  10. Continue to be kids, i.e. not take on adult duties and responsibilities or become a parent’s special confidant, companion or comforter (i.e. not to hear repeatedly about financial problems or relationship difficulties).
  11. Stay in contact with relatives, including grandparents and special family friends.
  12. Choose to spend at least one week a year living apart from their custodial parent.
  13. Not be on an airplane, train or bus on major holidays for the convenience of adults.
  14. Have teachers and school informed about the new status of their family.
  15. Have time with each parent doing activities that create a sense of closeness and special memories.
  16. Have a daily and weekly routine that is predictable and can be verified by looking at a schedule on a calendar in a system understandable to the child. (For instance: a green line represents the scheduled time with dad, and a purple line represents the scheduled time with mom, etc.)
  17. Participate in sports, special classes or clubs that support their unique interests, and have adults that will get them to these events, on time without guilt or shame.
  18. Contact the absent parent and have phone conversations without eavesdropping or tape-recording.
  19. Ask questions and have them answered respectfully with age-appropriate answers that do not include blaming or belittlements of anyone.
  20. Be exposed to both parents’ religious ideas (without shame), hobbies, interests and tastes in food.
  21. Have consistent and predictable boundaries in each home. (Although the rules in each house may differ significantly, each parent’s set of rules needs to be predictable within their household.)
  22. Be protected from hearing adult arguments and disputes.
  23. Have parents communicate (even if only in writing) about their medical treatment, psychological treatment, educational issues, accidents and illnesses.
  24. Not be interrogated upon return from the other parent’s home or asked to spy in the other parent’s home.
  25. Own pictures of both parents.
  26. Choose to talk with a special adult about their concerns and issues (counselor, therapist or special friend).


Dr. Lois Nightingale, Ph.D. is one of the very few psychotherapists licensed both as a Clinical Psychologist and as a Marriage, Family and Child Counselor.

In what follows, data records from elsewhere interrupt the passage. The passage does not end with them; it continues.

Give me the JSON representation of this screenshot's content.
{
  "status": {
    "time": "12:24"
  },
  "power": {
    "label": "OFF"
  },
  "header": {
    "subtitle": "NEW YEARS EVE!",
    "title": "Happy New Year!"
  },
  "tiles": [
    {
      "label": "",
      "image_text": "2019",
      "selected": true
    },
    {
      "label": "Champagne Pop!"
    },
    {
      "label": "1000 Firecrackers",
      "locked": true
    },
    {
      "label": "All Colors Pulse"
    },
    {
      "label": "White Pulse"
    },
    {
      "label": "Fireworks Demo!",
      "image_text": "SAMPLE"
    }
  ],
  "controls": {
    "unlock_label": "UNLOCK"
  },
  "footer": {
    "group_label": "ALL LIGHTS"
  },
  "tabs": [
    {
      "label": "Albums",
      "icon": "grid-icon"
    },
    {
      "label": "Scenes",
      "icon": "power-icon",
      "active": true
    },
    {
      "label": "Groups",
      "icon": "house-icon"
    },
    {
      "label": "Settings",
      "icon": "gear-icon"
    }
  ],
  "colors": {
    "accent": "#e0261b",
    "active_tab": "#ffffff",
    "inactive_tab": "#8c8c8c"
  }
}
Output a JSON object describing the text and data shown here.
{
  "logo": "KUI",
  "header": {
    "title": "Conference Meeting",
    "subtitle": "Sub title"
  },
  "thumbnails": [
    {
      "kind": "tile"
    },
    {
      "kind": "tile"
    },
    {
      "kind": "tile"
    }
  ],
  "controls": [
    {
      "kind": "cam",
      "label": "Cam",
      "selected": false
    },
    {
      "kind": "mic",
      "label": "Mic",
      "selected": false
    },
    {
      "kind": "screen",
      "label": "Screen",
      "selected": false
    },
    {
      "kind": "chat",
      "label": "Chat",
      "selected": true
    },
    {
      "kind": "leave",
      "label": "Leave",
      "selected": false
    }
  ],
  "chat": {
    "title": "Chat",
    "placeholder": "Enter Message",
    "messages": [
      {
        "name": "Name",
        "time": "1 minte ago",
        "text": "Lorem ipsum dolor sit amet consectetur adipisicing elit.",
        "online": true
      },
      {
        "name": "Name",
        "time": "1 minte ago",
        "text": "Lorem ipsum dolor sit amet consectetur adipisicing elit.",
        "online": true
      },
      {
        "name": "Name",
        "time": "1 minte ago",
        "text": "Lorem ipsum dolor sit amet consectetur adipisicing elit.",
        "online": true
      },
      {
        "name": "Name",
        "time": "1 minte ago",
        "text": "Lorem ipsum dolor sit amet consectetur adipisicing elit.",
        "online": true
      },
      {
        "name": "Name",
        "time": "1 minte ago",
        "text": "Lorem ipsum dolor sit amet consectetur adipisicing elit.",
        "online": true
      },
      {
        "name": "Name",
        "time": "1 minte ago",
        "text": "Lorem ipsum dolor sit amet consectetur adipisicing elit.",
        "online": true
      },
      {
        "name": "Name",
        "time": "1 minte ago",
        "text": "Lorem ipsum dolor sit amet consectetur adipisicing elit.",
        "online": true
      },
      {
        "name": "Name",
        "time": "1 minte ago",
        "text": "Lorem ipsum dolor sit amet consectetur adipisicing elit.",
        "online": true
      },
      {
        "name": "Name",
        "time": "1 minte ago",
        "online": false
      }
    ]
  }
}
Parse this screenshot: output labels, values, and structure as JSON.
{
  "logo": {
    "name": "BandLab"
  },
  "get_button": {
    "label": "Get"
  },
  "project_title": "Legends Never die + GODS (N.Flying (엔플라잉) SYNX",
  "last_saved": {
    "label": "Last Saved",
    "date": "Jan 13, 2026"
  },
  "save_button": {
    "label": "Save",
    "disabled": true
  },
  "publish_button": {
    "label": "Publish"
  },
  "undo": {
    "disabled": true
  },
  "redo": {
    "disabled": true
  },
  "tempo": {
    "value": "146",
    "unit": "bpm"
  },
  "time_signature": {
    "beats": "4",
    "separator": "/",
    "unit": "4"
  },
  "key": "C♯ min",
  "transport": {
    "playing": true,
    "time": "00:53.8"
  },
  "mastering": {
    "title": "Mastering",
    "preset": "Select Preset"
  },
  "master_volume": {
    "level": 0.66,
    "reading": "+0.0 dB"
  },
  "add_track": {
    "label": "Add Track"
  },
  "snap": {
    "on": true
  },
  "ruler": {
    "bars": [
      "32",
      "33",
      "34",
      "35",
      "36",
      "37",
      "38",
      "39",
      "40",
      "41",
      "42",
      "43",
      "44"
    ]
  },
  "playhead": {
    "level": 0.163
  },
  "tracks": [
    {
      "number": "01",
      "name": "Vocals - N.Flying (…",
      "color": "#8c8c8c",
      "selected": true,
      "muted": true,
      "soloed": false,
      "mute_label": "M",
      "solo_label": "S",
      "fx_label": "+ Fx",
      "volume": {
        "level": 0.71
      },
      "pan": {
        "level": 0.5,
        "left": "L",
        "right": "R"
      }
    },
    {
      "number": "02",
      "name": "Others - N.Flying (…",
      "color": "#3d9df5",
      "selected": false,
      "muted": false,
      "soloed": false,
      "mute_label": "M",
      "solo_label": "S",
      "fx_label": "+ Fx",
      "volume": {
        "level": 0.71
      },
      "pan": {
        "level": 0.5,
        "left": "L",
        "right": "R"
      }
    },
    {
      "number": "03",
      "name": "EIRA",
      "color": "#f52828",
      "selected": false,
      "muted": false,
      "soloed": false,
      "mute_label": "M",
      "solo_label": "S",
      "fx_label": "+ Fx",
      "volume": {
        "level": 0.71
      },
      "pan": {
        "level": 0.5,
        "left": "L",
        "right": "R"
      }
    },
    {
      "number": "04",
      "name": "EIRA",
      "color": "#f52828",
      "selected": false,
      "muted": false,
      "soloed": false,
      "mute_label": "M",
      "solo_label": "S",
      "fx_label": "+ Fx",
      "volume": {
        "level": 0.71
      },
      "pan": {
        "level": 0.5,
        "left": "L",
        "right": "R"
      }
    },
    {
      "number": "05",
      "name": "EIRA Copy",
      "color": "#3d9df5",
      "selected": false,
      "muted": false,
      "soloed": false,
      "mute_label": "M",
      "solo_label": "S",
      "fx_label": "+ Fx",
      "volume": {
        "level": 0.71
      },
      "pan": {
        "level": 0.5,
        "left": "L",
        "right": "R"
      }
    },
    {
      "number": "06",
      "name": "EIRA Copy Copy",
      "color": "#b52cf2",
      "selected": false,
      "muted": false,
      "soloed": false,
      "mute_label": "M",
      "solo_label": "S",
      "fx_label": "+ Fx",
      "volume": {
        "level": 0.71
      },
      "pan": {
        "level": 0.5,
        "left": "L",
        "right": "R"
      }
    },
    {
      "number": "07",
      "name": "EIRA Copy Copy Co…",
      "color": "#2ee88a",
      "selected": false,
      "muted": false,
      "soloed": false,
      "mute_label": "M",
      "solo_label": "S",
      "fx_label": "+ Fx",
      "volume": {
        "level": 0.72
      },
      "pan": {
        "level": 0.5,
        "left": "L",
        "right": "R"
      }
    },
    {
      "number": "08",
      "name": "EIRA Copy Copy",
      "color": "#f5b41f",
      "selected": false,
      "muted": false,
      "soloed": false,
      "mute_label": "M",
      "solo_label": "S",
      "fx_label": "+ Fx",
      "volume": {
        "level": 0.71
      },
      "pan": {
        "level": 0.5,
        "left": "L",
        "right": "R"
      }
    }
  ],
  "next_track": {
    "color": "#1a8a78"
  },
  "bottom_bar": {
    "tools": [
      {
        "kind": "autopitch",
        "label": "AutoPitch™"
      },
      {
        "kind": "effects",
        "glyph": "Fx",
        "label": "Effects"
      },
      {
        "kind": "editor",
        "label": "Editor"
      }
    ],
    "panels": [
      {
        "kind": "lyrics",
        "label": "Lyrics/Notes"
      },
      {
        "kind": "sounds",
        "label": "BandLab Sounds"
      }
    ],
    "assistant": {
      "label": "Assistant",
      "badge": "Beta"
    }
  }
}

She has written the Bill of Rights of Children in order to assist families in understanding how conflict between parents can affect children after the separation. The Bill of Rights of Children, in our view, assists parents in returning the focus of parenting back to the children and in seeing potential conflict from the child’s perspective. 

She is the author of the book, My Parents Still Love Me Even Though They’re Getting Divorced, a story/workbook for children and parents facing divorce. Her private practice is located in Yorba Linda California.

  Re-printed here with permission

Written by Val Hemminger, lawyer at Hemminger Law Group Westshore